A wonderful article from Amanda Morgan, notjustcute.com.
Think of your average preschooler. How long has this child been proficient with language? Depending on the age, the child may not really be too proficient yet! Others seem to have been talking non-stop since 2 1/2, but that means they’ve been talking now for all of…..about a year! Now think of how long these children have been seeing, smelling, hearing, feeling, and tasting. Their whole lives! Children are wired to receive and utilize sensory input from day one. This is why children will dive in hands first, exploring a new substance. The senses are their most familiar, most basic way to explore, process, and come to understand new information.
This is why we must allow young children to learn through experience, not just lecture. These children need to use their senses and be engaged in meaningful experiences. As we talk with them about what they are observing and sensing, we give them new language tools to connect with these more familiar sensory tools, building language as well as supporting cognitive concepts specific to the experience.
Now, the flip side to this equation is important to remember as well. Just as children learn through their senses, they also are developing the ability to use those senses and are building the neurological pathways associated with each one. With added sensory experiences, combined with the scaffolding of adults and peers, children become more perceptive. Their sensory intake and processing becomes more acute. As they are better able to use their senses, they are then better able to learn through their senses.
Sensory play is really part of the scientific process. Whether out loud or within the internal dialogue of the mind, children have developed a question, leading them to investigate– by grabbing, smelling, listening, rubbing, staring, licking , what have you! They are using their senses to collect data and from that, attempt to answer their own questions. Whether or not young children are always able to verbally communicate this process, it is still a valid exercise in scientific inquiry.

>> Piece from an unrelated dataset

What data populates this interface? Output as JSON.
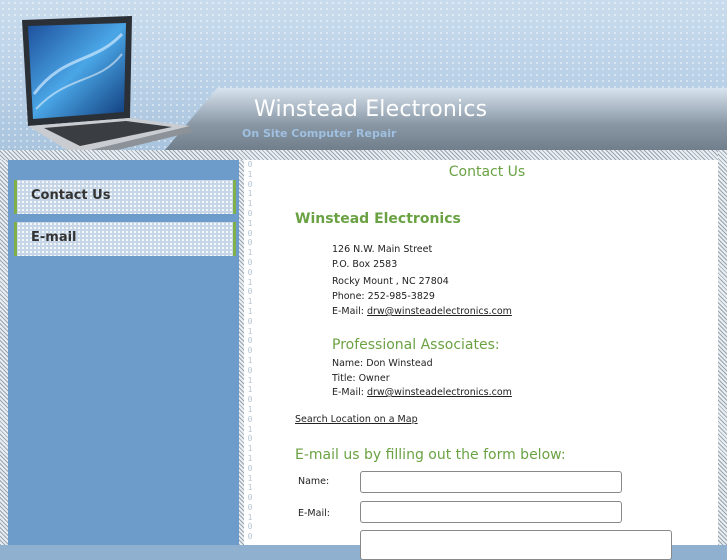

The sensory table is the usually the first place people think of for sensory play. That’s logical, as the term “sensory” is shared by both. The sensory table certainly stands as an open invitation for hands-on exploration, but it is not the only place where the senses come into play. Throughout the preschool room and throughout the preschooler’s day, there are appeals being made to the five senses. The sound of toppling towers in the block area, the feel of finger-paint sliding under their fingertips, the glow of the Light Brite at the small manip table, the smell of cinnamon playdough. As teachers, the more we can attend to the sensory involvement of our planned activities, the more our children will be engaged and the more they will learn.
For example, when discussing the need for warm clothes in the winter time, we can simply tell children about it, or we can have them hold ice cubes, one in a bare hand, and one in a gloved hand, let them really feel the difference and then meaningfully attach a verbal discussion to the sensory experience.
Back at the sensory table, we can find many more benefits to sensory play. That bin of sand, or foam, orcolorful rice is more than just another way to keep kids busy, it is a bustling factory of developmental growth. In addition to honing sensory and science skills, sensory play builds language, social, and dramatic play skills as the children negotiate with one another to share tools, create stories, and build dialogues. Both small and large motor skills get a boost as well, as the children manipulate the medium and tools of the day. Creative, divergent thinking is displayed as the children are essentially invited to explore and come up with new ways to use the materials. Cognitive skills are fostered as well as the children learn about specific concepts pertinent to the bin’s contents. Things like gravity, parts of plants, states of matter, and color mixing are easily explored and understood through sensory play. As you teach appropriate boundaries with sensory play, children develop more self-control and body awareness.
As one of the truest open-ended activities, sensory play provides an opportunity for every child to succeed. No matter whether you are gifted or delayed, learning a new language or mastering your first, you can’t really fail with a bin full of beans or a ball of playdough. Children who struggle to succeed or who are apprehensive about failure often find solace in sensory play. The simple act of pouring water or running fingers through rice is often cathartic and calming to many children who may be struggling emotionally. It can soothe the nervous child, distract the homesick child, and serve as an outlet for the angry child. For children with special needs and sensory integration disorders, sensory play may be particularly therapeutic. (Please note that we must also avoid over-stimulation in many sensitive children. Special attention must also be paid to children with sensory integration disorder and properly recognizing their thresholds.)
We often think of the sensory table as being a tactile activity, which it largely is, but the other senses come into play as well! The tapping sounds of popcorn kernels hitting the bin, the pungent smell of baking soda and vinegar at work, the sight of separating colors as tinted water, oil, and syrup are mixed together are all sensory experiences that can be tapped at the sensory table. Taste sometimes finds less desirable ways to sneak in at the table as well, though taste-tests can also be properly planned as fantastic sensory experiences!
Find ways to optimize sensory play for your children. Whether that’s providing a bin of sand to explore, giving your child a dish wand and plastic dishes to “wash” at the sink, or finding ways to integrate the senses into your other activities, provide space and time for sensory play! It’s a natural and satisfying way to explore and learn!